and it was quite out of the blue. I had applied for a position with them several months ago, but there was a lot of travel involved and on-call hours on top of the full-time hours so I turned down an interview.
Today my phone rang and it was Fresenius wanting to know if I am interested in an inpatient RN position where I would be working in two different hospitals' inpatient dialysis units for Fresenius. It would only be three days a week. I am currently a Med/Surg Tele nurse of 23 years who works on a contingent basis in an internal RN float pool of a large healthcare company but needs to find benefits very soon due to my husband's new employer only covering him and not me or our two kids.
In one way, I am intrigued and flattered that they found me and want me for this position. OTOH, I am nervous that my years of Med/Surg and Cardiac Intermediate nursing will not have prepared me to be a dialysis nurse because I have never worked critical care, although I do have my ACLS certification.
How is Fresenius to work for? Has anyone here done this type of dialysis nursing for an outside company within a hospital setting, and if so, how was it?
Is it hard to learn dialysis nursing? It seems so complicated to me, but I know that all of you had to go through that learning curve at some point. Do you think Med/Surg and Cardiac Intermediate will be an adequate background for learning to be a dialysis nurse?

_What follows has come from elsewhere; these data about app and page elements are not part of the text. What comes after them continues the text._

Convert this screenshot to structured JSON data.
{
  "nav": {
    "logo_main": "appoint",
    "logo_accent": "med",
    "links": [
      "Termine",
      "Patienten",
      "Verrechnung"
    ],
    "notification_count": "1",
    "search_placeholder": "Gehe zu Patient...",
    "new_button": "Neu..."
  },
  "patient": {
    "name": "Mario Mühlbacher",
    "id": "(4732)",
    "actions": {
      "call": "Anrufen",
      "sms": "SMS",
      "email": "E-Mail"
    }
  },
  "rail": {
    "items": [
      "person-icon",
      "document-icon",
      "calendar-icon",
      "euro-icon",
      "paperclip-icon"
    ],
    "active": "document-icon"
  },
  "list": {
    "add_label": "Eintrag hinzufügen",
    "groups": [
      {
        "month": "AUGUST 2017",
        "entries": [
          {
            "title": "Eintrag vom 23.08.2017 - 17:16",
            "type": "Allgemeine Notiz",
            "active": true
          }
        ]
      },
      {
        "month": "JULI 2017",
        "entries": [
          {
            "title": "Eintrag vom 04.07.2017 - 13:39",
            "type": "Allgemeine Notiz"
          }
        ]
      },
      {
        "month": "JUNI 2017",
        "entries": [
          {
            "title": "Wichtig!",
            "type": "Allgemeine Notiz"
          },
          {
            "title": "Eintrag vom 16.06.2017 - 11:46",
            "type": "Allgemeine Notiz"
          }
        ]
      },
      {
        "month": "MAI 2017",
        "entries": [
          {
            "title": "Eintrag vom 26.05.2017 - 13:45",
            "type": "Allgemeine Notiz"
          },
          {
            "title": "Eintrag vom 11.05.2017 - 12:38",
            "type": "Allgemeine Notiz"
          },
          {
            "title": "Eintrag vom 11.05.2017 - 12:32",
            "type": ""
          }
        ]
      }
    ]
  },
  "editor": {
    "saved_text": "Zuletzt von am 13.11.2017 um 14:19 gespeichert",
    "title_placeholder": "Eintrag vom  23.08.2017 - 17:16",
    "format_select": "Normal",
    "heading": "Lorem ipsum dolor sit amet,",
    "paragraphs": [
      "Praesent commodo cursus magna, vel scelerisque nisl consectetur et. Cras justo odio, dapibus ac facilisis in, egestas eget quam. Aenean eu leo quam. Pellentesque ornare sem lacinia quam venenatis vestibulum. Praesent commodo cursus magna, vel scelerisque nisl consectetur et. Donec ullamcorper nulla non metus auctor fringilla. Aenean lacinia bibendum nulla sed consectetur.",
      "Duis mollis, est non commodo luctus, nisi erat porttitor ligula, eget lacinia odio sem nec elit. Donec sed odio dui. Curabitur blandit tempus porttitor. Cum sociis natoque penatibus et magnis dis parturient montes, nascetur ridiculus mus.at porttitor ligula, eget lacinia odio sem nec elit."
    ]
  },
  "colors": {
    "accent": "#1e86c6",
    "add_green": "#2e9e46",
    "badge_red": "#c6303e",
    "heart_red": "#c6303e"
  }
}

Lastly, can you list some of the pros and cons of being a dialysis nurse, and more specifically, an inpatient dialysis nurse?
Apr 21, '13
by MJB2010 Guide
Former dialysis nurse here. I worked outpatient chronic but worked with many staff that did both acute inpatient and chronic. From my experience Davita or Fresenius does not define the culture, the manager does. If you have a good manager and good team your golden. Every unit has its own culture. Some good others ugly. If the one they are hiring you for is often hiring, run for the hills. For me all the things I enjoy about dialysis go with chronic. I Like knowing my patients and their history. I like knowing their normal and knowing their fistula/graft. I like having Sundays and Holidays off. I like not working nights. In acute you have to do call. You will not know your patients. You will work nights and weekends. But, you will have a lot less patients at once. In chronic they treat you like a robot. The understaffing and ridiculously long shifts were what lead me to leave, but I really miss my patients.
Your background will be great. But dialysis is a whole nother animal. You will be starting at square 1 and building from there. It takes a minimum of 6 months to a year to feel comfortable. It is completely different than what you are used to. The 2 big dialysis companies have excellent training. My clinic bent some rules that made me uncomfortable, so your manager will play a major role in how much support you have. As a new dialysis nurse you are not supposed to be alone for 6 months after classroom training. My clinic tried to leave me alone my first day out of class. I had to speak up. I found that I had to speak up a lot. But our manager was one that liked to disappear.
You need to ask to shadow before accepting a position. Go see the unit and see f the staff are miserable or happy.
Last edit by MJB2010 on Apr 21, '13